» **The task**:
Where does the word "image" show up in the records? Copy every line that has it.

» **Record extracts**:

========================================================================

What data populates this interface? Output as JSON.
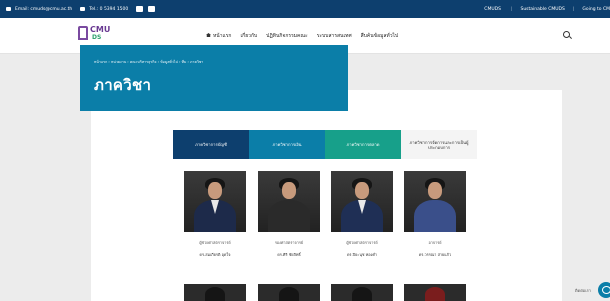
{
  "topbar": {
    "email": "Email: cmuds@cmu.ac.th",
    "tel": "Tel.: 0 5394 1500",
    "links": [
      "CMUDS",
      "Sustainable CMUDS",
      "Going to CM"
    ]
  },
  "header": {
    "logo_line1": "CMU",
    "logo_line2": "DS",
    "nav": [
      "หน้าแรก",
      "เกี่ยวกับ",
      "ปฏิทินกิจกรรมคณะ",
      "ระบบสารสนเทศ",
      "สืบค้นข้อมูลทั่วไป"
    ]
  },
  "hero": {
    "breadcrumb": "หน้าแรก › หน่วยงาน › คณะบริหารธุรกิจ › ข้อมูลทั่วไป › ทีม › ภาควิชา",
    "title": "ภาควิชา"
  },
  "tabs": [
    "ภาควิชาการบัญชี",
    "ภาควิชาการเงิน",
    "ภาควิชาการตลาด",
    "ภาควิชาการจัดการและการเป็นผู้ประกอบการ"
  ],
  "staff": [
    {
      "role": "ผู้ช่วยศาสตราจารย์",
      "name": "ดร.สมเกียรติ อุดใจ"
    },
    {
      "role": "รองศาสตราจารย์",
      "name": "ดร.ศิริ ชัยสิทธิ์"
    },
    {
      "role": "ผู้ช่วยศาสตราจารย์",
      "name": "ดร.ปิยะนุช ทองคำ"
    },
    {
      "role": "อาจารย์",
      "name": "ดร.วรรณา สายแก้ว"
    }
  ],
  "chat": {
    "label": "ติดต่อเรา"
  }
}
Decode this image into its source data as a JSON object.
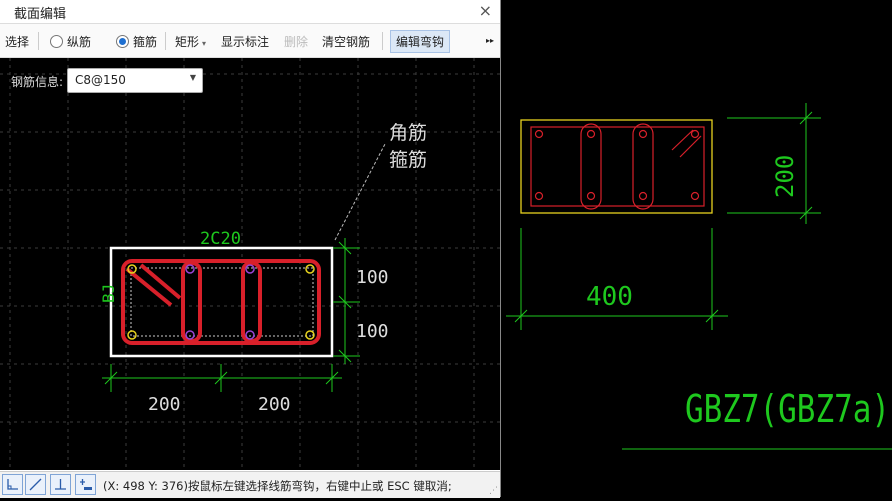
{
  "window": {
    "title": "截面编辑",
    "close_icon": "×"
  },
  "toolbar": {
    "select_label": "选择",
    "longitudinal_label": "纵筋",
    "stirrup_label": "箍筋",
    "shape_label": "矩形",
    "show_annotation_label": "显示标注",
    "delete_label": "删除",
    "clear_rebar_label": "清空钢筋",
    "edit_hook_label": "编辑弯钩",
    "more_label": "▸▸",
    "selected_mode": "箍筋"
  },
  "rebar_info": {
    "label": "钢筋信息:",
    "value": "C8@150"
  },
  "drawing": {
    "top_rebar": "2C20",
    "side_label": "BJ",
    "leader_line1": "角筋",
    "leader_line2": "箍筋",
    "dim_right_top": "100",
    "dim_right_bottom": "100",
    "dim_bottom_left": "200",
    "dim_bottom_right": "200"
  },
  "preview": {
    "dim_height": "200",
    "dim_width": "400",
    "component_name": "GBZ7(GBZ7a)"
  },
  "statusbar": {
    "text": "(X: 498 Y: 376)按鼠标左键选择线筋弯钩，右键中止或 ESC 键取消;"
  },
  "colors": {
    "rebar": "#d8202a",
    "dimension": "#1ec81e",
    "outline": "#ffffff",
    "preview_outline": "#e6d21e"
  }
}
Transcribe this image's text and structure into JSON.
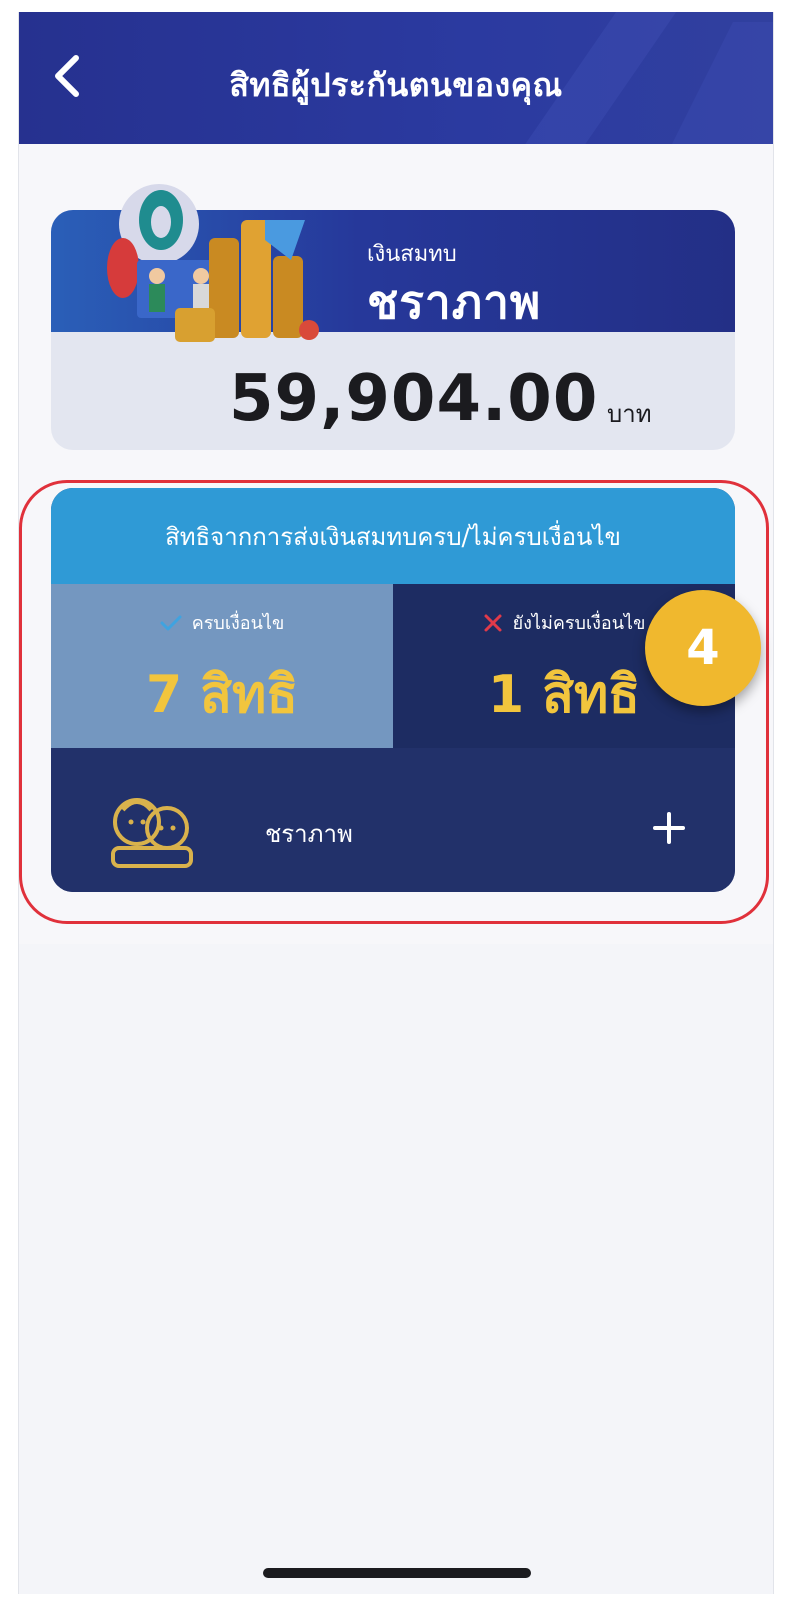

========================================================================

» **Output for this exercise**:
Decode this image into its source data as a JSON object.
Transcribe this image's text and structure into JSON.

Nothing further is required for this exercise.